**To do:** What you return must be the full data, repeated verbatim, with no pictures in it.

App and web page records:
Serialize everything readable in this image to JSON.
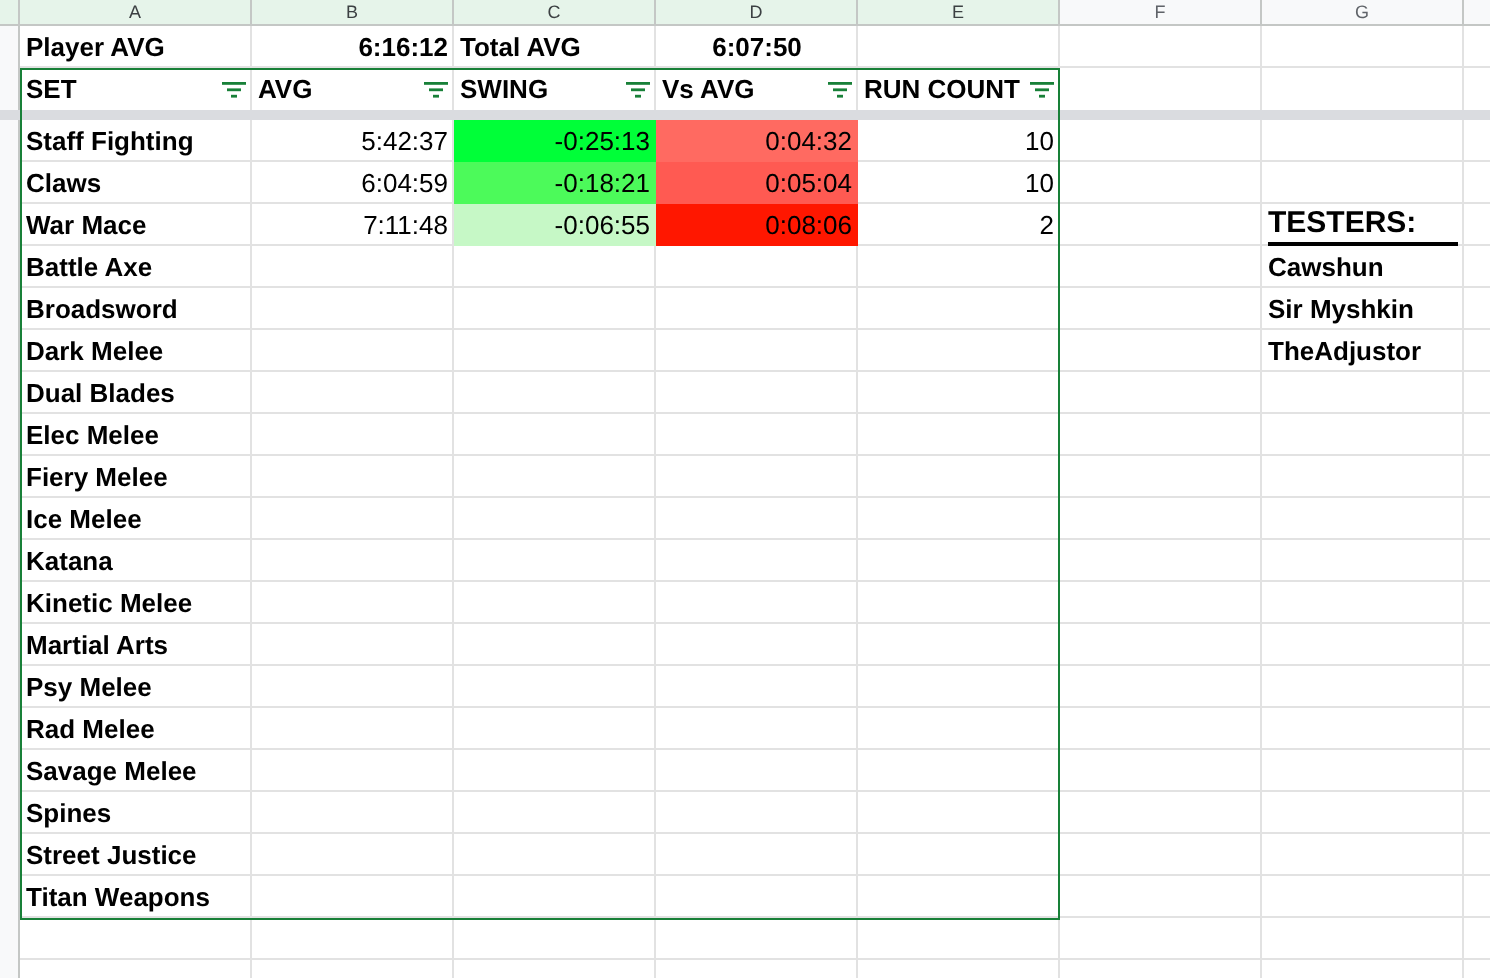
{
  "column_letters": [
    {
      "label": "A",
      "highlighted": true
    },
    {
      "label": "B",
      "highlighted": true
    },
    {
      "label": "C",
      "highlighted": true
    },
    {
      "label": "D",
      "highlighted": true
    },
    {
      "label": "E",
      "highlighted": true
    },
    {
      "label": "F",
      "highlighted": false
    },
    {
      "label": "G",
      "highlighted": false
    }
  ],
  "summary": {
    "player_label": "Player AVG",
    "player_value": "6:16:12",
    "total_label": "Total AVG",
    "total_value": "6:07:50"
  },
  "table": {
    "columns": [
      {
        "label": "SET",
        "filter": true
      },
      {
        "label": "AVG",
        "filter": true
      },
      {
        "label": "SWING",
        "filter": true
      },
      {
        "label": "Vs AVG",
        "filter": true
      },
      {
        "label": "RUN COUNT",
        "filter": true
      }
    ],
    "rows": [
      {
        "set": "Staff Fighting",
        "avg": {
          "text": "5:42:37"
        },
        "swing": {
          "text": "-0:25:13",
          "color": "#00ff38"
        },
        "vs_avg": {
          "text": "0:04:32",
          "color": "#ff6a61"
        },
        "run_count": {
          "text": "10"
        }
      },
      {
        "set": "Claws",
        "avg": {
          "text": "6:04:59"
        },
        "swing": {
          "text": "-0:18:21",
          "color": "#4cfa5a"
        },
        "vs_avg": {
          "text": "0:05:04",
          "color": "#ff5a52"
        },
        "run_count": {
          "text": "10"
        }
      },
      {
        "set": "War Mace",
        "avg": {
          "text": "7:11:48"
        },
        "swing": {
          "text": "-0:06:55",
          "color": "#c6f8c6"
        },
        "vs_avg": {
          "text": "0:08:06",
          "color": "#ff1700"
        },
        "run_count": {
          "text": "2"
        }
      },
      {
        "set": "Battle Axe"
      },
      {
        "set": "Broadsword"
      },
      {
        "set": "Dark Melee"
      },
      {
        "set": "Dual Blades"
      },
      {
        "set": "Elec Melee"
      },
      {
        "set": "Fiery Melee"
      },
      {
        "set": "Ice Melee"
      },
      {
        "set": "Katana"
      },
      {
        "set": "Kinetic Melee"
      },
      {
        "set": "Martial Arts"
      },
      {
        "set": "Psy Melee"
      },
      {
        "set": "Rad Melee"
      },
      {
        "set": "Savage Melee"
      },
      {
        "set": "Spines"
      },
      {
        "set": "Street Justice"
      },
      {
        "set": "Titan Weapons"
      }
    ]
  },
  "testers": {
    "title": "TESTERS:",
    "names": [
      "Cawshun",
      "Sir Myshkin",
      "TheAdjustor"
    ]
  }
}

**Task solution:**
Serialize everything readable in this image to JSON.
{
  "column_letters": [
    {
      "label": "A",
      "highlighted": true
    },
    {
      "label": "B",
      "highlighted": true
    },
    {
      "label": "C",
      "highlighted": true
    },
    {
      "label": "D",
      "highlighted": true
    },
    {
      "label": "E",
      "highlighted": true
    },
    {
      "label": "F",
      "highlighted": false
    },
    {
      "label": "G",
      "highlighted": false
    }
  ],
  "summary": {
    "player_label": "Player AVG",
    "player_value": "6:16:12",
    "total_label": "Total AVG",
    "total_value": "6:07:50"
  },
  "table": {
    "columns": [
      {
        "label": "SET",
        "filter": true
      },
      {
        "label": "AVG",
        "filter": true
      },
      {
        "label": "SWING",
        "filter": true
      },
      {
        "label": "Vs AVG",
        "filter": true
      },
      {
        "label": "RUN COUNT",
        "filter": true
      }
    ],
    "rows": [
      {
        "set": "Staff Fighting",
        "avg": {
          "text": "5:42:37"
        },
        "swing": {
          "text": "-0:25:13",
          "color": "#00ff38"
        },
        "vs_avg": {
          "text": "0:04:32",
          "color": "#ff6a61"
        },
        "run_count": {
          "text": "10"
        }
      },
      {
        "set": "Claws",
        "avg": {
          "text": "6:04:59"
        },
        "swing": {
          "text": "-0:18:21",
          "color": "#4cfa5a"
        },
        "vs_avg": {
          "text": "0:05:04",
          "color": "#ff5a52"
        },
        "run_count": {
          "text": "10"
        }
      },
      {
        "set": "War Mace",
        "avg": {
          "text": "7:11:48"
        },
        "swing": {
          "text": "-0:06:55",
          "color": "#c6f8c6"
        },
        "vs_avg": {
          "text": "0:08:06",
          "color": "#ff1700"
        },
        "run_count": {
          "text": "2"
        }
      },
      {
        "set": "Battle Axe"
      },
      {
        "set": "Broadsword"
      },
      {
        "set": "Dark Melee"
      },
      {
        "set": "Dual Blades"
      },
      {
        "set": "Elec Melee"
      },
      {
        "set": "Fiery Melee"
      },
      {
        "set": "Ice Melee"
      },
      {
        "set": "Katana"
      },
      {
        "set": "Kinetic Melee"
      },
      {
        "set": "Martial Arts"
      },
      {
        "set": "Psy Melee"
      },
      {
        "set": "Rad Melee"
      },
      {
        "set": "Savage Melee"
      },
      {
        "set": "Spines"
      },
      {
        "set": "Street Justice"
      },
      {
        "set": "Titan Weapons"
      }
    ]
  },
  "testers": {
    "title": "TESTERS:",
    "names": [
      "Cawshun",
      "Sir Myshkin",
      "TheAdjustor"
    ]
  }
}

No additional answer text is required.